Tuesday: The Brixton £ Group is holding its first fundraising dinner at Olley’s fish ‘n’ chips restaurant in Herne Hill. The fish and chips at Olley’s aren’t what they used to be and it’s slightly odd that a B£ event is happening in Herne Hill, but we can forgive all that for a good cause and comedy from south London comedian Trevor Lock.
Wednesday: You can actually do this any day, but why not on a Wednesday? Make some postcard-sized artwork for the ‘Send Me a Postcard Darling‘ exhibition at Red Gate gallery in October. Postcard-size is 6″ x 4″, by the way.
Thursday: Go down to Mango Landin with your four favourite records for Open Deck Night and, just a few minutes away, it’s the monthly Reggae Train with David Rodigan at Hootananny.
In September 2009, the Brixton Pound was launched with all the accompanying fanfare from the national media. What has happened since then, now the B£ is no longer so much under the spotlight?
As a community presence, the B£ Group seem to be flourishing. They have stalls at every major Brixton event, Transition Town Brixton have a community shop in the Granville Arcade and new businesses are being added all the time. The notes can now be accepted in over 160 businesses, more than double the number in September. Recent additions include BX Merchandise in the Bon Marche centre and several of the ‘Brixton Village’ shops.
Jenni Hulse, press officer for the B£, said “Now it’s all calmed down a bit, we can focus on communicating with local businesses. The main challenge is encouraging people to offer the B£ back in change – not just accept it – to create a more circular view.”
One major difficulty for the Brixton scheme as an urban currency has been that local market traders often do not use suppliers from London, let alone from Brixton, which means that very few could sign up to the Pound in the first place.
That’s still a problem and the B£ Group has just received funding to map out the supply chains in Brixton to help put businesses in touch with each other, source their produce in the area and provide mutual support. Two paid researchers will be employed from September to do this research. In the meantime, there are thoughts to launch an ‘adopt a shop’ initiative to encourage residents to build up a stronger relationship with their local businesses.
It’s too early for there to have been an extensive survey of the B£’s effect on the local economy, but it seems unlikely – let’s be honest here – that the B£ will ever have a significant impact on local carbon output. For me, however, that doesn’t take away from the fact that it is a community initiative that celebrates Brixton – and that can be no bad thing.
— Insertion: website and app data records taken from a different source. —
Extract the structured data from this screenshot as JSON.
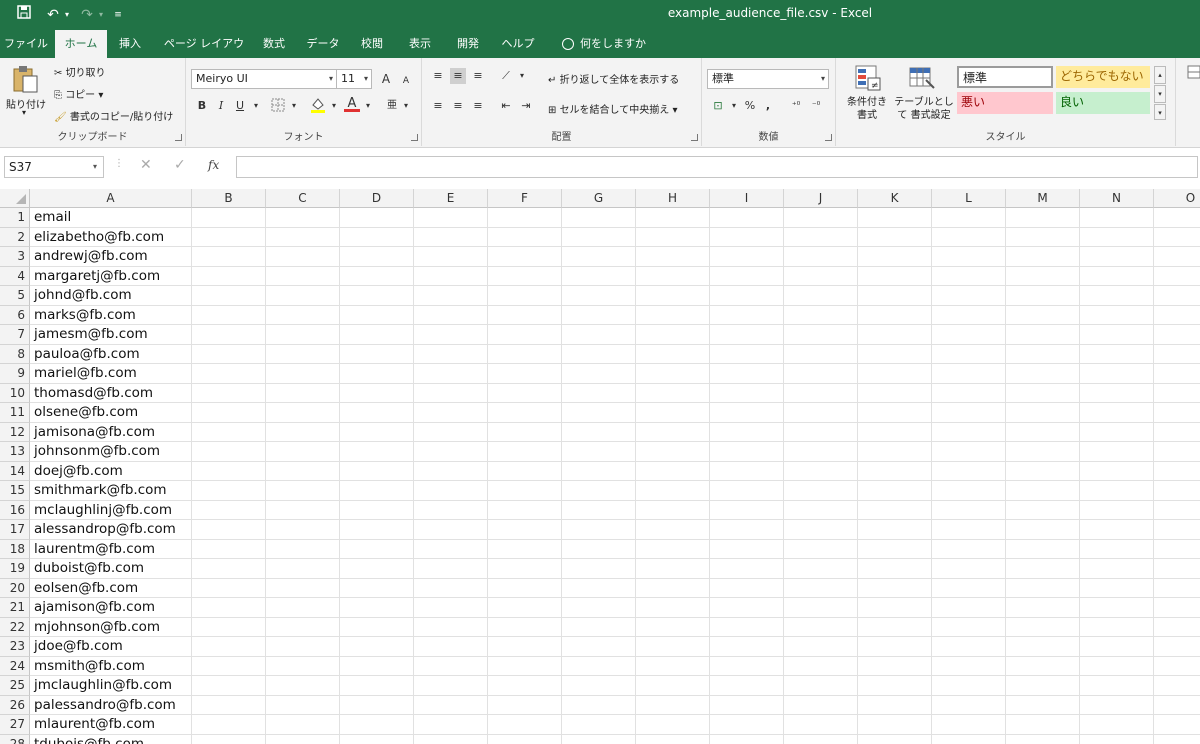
{
  "window": {
    "title": "example_audience_file.csv  -  Excel"
  },
  "tabs": [
    "ファイル",
    "ホーム",
    "挿入",
    "ページ レイアウト",
    "数式",
    "データ",
    "校閲",
    "表示",
    "開発",
    "ヘルプ"
  ],
  "tellme": "何をしますか",
  "clipboard": {
    "paste": "貼り付け",
    "cut": "切り取り",
    "copy": "コピー",
    "format_painter": "書式のコピー/貼り付け",
    "label": "クリップボード"
  },
  "font": {
    "name": "Meiryo UI",
    "size": "11",
    "label": "フォント",
    "bold": "B",
    "italic": "I",
    "underline": "U",
    "grow": "A",
    "shrink": "A",
    "color_letter": "A"
  },
  "alignment": {
    "wrap": "折り返して全体を表示する",
    "merge": "セルを結合して中央揃え",
    "label": "配置"
  },
  "number": {
    "format": "標準",
    "percent": "%",
    "comma": ",",
    "label": "数値"
  },
  "styles": {
    "conditional": "条件付き 書式",
    "table": "テーブルとして 書式設定",
    "normal": "標準",
    "neutral": "どちらでもない",
    "bad": "悪い",
    "good": "良い",
    "label": "スタイル"
  },
  "formula_bar": {
    "name_box": "S37",
    "fx": "fx"
  },
  "columns": [
    "A",
    "B",
    "C",
    "D",
    "E",
    "F",
    "G",
    "H",
    "I",
    "J",
    "K",
    "L",
    "M",
    "N",
    "O"
  ],
  "rows": [
    {
      "n": "1",
      "a": "email"
    },
    {
      "n": "2",
      "a": "elizabetho@fb.com"
    },
    {
      "n": "3",
      "a": "andrewj@fb.com"
    },
    {
      "n": "4",
      "a": "margaretj@fb.com"
    },
    {
      "n": "5",
      "a": "johnd@fb.com"
    },
    {
      "n": "6",
      "a": "marks@fb.com"
    },
    {
      "n": "7",
      "a": "jamesm@fb.com"
    },
    {
      "n": "8",
      "a": "pauloa@fb.com"
    },
    {
      "n": "9",
      "a": "mariel@fb.com"
    },
    {
      "n": "10",
      "a": "thomasd@fb.com"
    },
    {
      "n": "11",
      "a": "olsene@fb.com"
    },
    {
      "n": "12",
      "a": "jamisona@fb.com"
    },
    {
      "n": "13",
      "a": "johnsonm@fb.com"
    },
    {
      "n": "14",
      "a": "doej@fb.com"
    },
    {
      "n": "15",
      "a": "smithmark@fb.com"
    },
    {
      "n": "16",
      "a": "mclaughlinj@fb.com"
    },
    {
      "n": "17",
      "a": "alessandrop@fb.com"
    },
    {
      "n": "18",
      "a": "laurentm@fb.com"
    },
    {
      "n": "19",
      "a": "duboist@fb.com"
    },
    {
      "n": "20",
      "a": "eolsen@fb.com"
    },
    {
      "n": "21",
      "a": "ajamison@fb.com"
    },
    {
      "n": "22",
      "a": "mjohnson@fb.com"
    },
    {
      "n": "23",
      "a": "jdoe@fb.com"
    },
    {
      "n": "24",
      "a": "msmith@fb.com"
    },
    {
      "n": "25",
      "a": "jmclaughlin@fb.com"
    },
    {
      "n": "26",
      "a": "palessandro@fb.com"
    },
    {
      "n": "27",
      "a": "mlaurent@fb.com"
    },
    {
      "n": "28",
      "a": "tdubois@fb.com"
    }
  ]
}
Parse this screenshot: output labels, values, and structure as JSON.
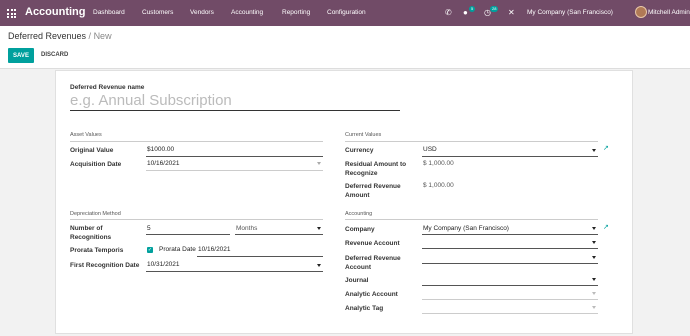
{
  "topbar": {
    "app_name": "Accounting",
    "menu": [
      "Dashboard",
      "Customers",
      "Vendors",
      "Accounting",
      "Reporting",
      "Configuration"
    ],
    "chat_count": "5",
    "activity_count": "28",
    "company": "My Company (San Francisco)",
    "user": "Mitchell Admin"
  },
  "breadcrumb": {
    "parent": "Deferred Revenues",
    "separator": " / ",
    "current": "New"
  },
  "buttons": {
    "save": "SAVE",
    "discard": "DISCARD"
  },
  "form": {
    "name_label": "Deferred Revenue name",
    "name_placeholder": "e.g. Annual Subscription",
    "asset_values": {
      "title": "Asset Values",
      "original_value_label": "Original Value",
      "original_value": "$1000.00",
      "acquisition_date_label": "Acquisition Date",
      "acquisition_date": "10/16/2021"
    },
    "current_values": {
      "title": "Current Values",
      "currency_label": "Currency",
      "currency": "USD",
      "residual_label_1": "Residual Amount to",
      "residual_label_2": "Recognize",
      "residual_value": "$ 1,000.00",
      "deferred_amount_label_1": "Deferred Revenue",
      "deferred_amount_label_2": "Amount",
      "deferred_amount_value": "$ 1,000.00"
    },
    "depreciation": {
      "title": "Depreciation Method",
      "number_label_1": "Number of",
      "number_label_2": "Recognitions",
      "number_value": "5",
      "period": "Months",
      "prorata_label": "Prorata Temporis",
      "prorata_date_label": "Prorata Date",
      "prorata_date": "10/16/2021",
      "first_date_label": "First Recognition Date",
      "first_date": "10/31/2021"
    },
    "accounting": {
      "title": "Accounting",
      "company_label": "Company",
      "company_value": "My Company (San Francisco)",
      "revenue_account_label": "Revenue Account",
      "deferred_account_label_1": "Deferred Revenue",
      "deferred_account_label_2": "Account",
      "journal_label": "Journal",
      "analytic_account_label": "Analytic Account",
      "analytic_tag_label": "Analytic Tag"
    }
  }
}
For all those who have expressed their frustration with the Brixton Pound – and for those who absolutely love it – now’s your chance to make improvments. Brixton Pound Group will officially become a Community Interest Company after the aims and values consultation and they are calling for directors.
Simon Woolf of the Brixton Pound Group said, “our main aim is to attract a diverse selection of people, so that the directorship of the B£ reflects the local community. In order that we can best achieve this, we are keeping this as an open-ended process.”
A Brixton Pound announcement in its last newsletter stated: “Although there are some skills and experience that we feel would be particularly useful (e.g. business experience, community links, accountancy) essentially passion and commitment to making the Brixton Pound work are the most important qualities our directors need to have.”
There have been enough applications so far for some directors to be appointed and the CIC can now be established, but Woolf emphasised that “we would very much welcome additional applications, as it is quite possible that we will appoint additional directors in the future.”
You can learn about the duties here and apply here. Email firstname.lastname@example.org for more info.